In Texas, Power of Attorney (POA) is a legal document that allows you (the principal) to appoint another person or entity (your “Agent” or “Attorney in Fact”) to act on your behalf and handle your affairs if you are unable to do so. Illness, accidents and absence are just a few of the reasons why you would consider giving someone your Power of Attorney.
The responsibilities of the agent should be clearly spelled out in the POA document. Depending on the needs of the principal, they can be general, allowing the agent broad authority to handle all financial and business transactions as well as making medical and healthcare decisions, or they can be limited, granting only specific powers under certain circumstances.
Power of Attorney Abuse in Texas
It is important to choose as your agent someone you can trust. This person will legally be able to sign your name to a variety of financial, legal, and medical documents and will have access to your bank and credit card accounts. Unfortunately, in some cases, a person doesn’t always have a choice when it comes to assigning an agent.
An agent is required by law to consult and gain consent for all decisions made on your behalf. However, because of the broad powers granted to the agent under many POA agreements, the possibility for abusing this relationship exists. In addition to violating the trust of their principal, an agent who abuses their responsibilities may be guilty of breaking many municipal, county, state, and federal laws including theft, embezzlement, fraud, exploitation, and forgery.
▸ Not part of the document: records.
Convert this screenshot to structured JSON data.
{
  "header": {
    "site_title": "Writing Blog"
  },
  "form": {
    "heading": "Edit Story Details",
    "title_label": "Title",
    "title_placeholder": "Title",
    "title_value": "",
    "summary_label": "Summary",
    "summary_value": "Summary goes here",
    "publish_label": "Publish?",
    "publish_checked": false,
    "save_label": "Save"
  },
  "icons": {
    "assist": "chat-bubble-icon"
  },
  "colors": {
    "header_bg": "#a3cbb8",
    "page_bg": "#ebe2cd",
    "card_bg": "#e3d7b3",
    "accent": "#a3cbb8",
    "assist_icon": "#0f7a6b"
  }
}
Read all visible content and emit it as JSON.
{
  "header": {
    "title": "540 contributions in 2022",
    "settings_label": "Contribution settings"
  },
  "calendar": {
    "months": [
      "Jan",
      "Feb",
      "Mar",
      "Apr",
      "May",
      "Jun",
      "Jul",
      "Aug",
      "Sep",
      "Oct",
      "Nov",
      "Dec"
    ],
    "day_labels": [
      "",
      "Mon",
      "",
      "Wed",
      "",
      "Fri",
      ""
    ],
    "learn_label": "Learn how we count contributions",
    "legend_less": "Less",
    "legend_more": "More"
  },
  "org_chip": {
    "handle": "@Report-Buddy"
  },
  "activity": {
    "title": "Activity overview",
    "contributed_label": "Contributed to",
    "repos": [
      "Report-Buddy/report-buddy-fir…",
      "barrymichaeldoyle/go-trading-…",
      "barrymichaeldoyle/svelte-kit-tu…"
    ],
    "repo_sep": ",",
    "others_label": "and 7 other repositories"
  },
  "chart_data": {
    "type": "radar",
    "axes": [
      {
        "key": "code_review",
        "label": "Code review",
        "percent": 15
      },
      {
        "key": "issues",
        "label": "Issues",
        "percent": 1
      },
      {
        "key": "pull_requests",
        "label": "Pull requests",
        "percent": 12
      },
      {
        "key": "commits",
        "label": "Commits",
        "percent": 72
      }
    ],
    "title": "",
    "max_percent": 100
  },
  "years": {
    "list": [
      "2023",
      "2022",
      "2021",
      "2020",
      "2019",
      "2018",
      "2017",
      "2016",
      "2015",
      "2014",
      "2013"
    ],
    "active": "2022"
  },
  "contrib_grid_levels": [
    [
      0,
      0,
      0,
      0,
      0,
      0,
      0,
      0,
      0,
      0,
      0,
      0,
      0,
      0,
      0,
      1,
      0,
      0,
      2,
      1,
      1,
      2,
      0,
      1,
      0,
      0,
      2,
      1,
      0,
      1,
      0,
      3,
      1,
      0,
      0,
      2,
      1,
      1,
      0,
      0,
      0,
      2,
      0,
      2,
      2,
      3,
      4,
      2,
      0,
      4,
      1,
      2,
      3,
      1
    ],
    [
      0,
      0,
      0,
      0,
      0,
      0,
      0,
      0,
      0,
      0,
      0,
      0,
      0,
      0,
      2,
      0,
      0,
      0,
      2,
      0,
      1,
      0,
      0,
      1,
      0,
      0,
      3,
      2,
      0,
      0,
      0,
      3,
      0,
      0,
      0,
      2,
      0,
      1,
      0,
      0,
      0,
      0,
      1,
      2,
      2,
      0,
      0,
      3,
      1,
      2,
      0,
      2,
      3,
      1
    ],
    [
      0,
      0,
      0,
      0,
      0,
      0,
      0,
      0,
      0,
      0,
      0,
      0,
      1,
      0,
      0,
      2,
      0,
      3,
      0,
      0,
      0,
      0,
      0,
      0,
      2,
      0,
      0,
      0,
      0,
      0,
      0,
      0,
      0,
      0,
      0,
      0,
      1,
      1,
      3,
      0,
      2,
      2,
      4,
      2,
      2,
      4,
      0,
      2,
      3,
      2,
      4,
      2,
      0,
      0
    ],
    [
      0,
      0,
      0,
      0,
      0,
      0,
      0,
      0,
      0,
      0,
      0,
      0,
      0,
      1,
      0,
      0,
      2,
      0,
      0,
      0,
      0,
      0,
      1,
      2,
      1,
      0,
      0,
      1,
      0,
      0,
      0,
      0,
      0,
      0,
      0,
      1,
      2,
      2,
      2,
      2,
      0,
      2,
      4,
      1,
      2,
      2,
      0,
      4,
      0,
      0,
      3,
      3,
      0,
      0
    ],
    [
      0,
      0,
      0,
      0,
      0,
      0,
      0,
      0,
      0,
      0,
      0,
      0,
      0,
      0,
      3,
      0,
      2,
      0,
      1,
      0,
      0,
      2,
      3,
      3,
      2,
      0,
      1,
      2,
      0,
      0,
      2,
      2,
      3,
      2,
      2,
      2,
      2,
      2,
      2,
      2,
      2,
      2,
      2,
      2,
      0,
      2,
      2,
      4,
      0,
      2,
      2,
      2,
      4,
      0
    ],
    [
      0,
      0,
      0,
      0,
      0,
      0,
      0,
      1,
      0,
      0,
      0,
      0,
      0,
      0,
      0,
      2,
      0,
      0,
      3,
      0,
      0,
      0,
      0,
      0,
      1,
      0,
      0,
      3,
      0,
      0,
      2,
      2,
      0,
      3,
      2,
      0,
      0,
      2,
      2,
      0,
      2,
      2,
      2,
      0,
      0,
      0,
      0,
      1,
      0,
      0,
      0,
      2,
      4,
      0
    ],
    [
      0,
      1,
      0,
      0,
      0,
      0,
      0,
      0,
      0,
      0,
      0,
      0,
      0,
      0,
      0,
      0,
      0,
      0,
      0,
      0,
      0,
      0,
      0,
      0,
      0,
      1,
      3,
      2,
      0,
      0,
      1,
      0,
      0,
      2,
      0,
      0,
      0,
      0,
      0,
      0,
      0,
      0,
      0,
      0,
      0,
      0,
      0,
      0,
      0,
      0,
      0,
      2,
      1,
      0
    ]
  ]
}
The Signs of Power of Attorney Abuse
You should always be alert to signs of Power of Attorney abuse. These can include:
- The agent is acting contrary to the principal’s stated instructions
- Abrupt and inexplicable changes in the financial status of the principal
- Abrupt and inexplicable changes in the agent’s lifestyle (new cars, jewelry, and clothes, etc.)
- Asking the principal to sign unfamiliar or unexplained documents
- Evidence of identity theft
- Attempts by the agent to limit access to the principal
Protect Yourself and Your Loved Ones from Power of Attorney Abuse
There are several steps you can take to prevent an agent is abusing the powers granted to them by the POA.
- Notify family, financial institutions, healthcare providers, and legal representation that you are creating a POA document and who you are naming as the agent.
- Consult an experienced probate lawyer. Probably the most important step. You can download a generic POA document, but these may not provide the protection from abuse you need. A probate lawyer will listen to your needs and draw up a document specifically suited to your situation, with all the safeguards to legally protect you from any POA abuse.
- To protect you from abuse, a good POA lawyer will suggest oversight clauses requiring the agent to answer to a third party, assigning co-agents, and include language that will limit the powers an agent has.
Keep in mind that you can revoke your POA at any time.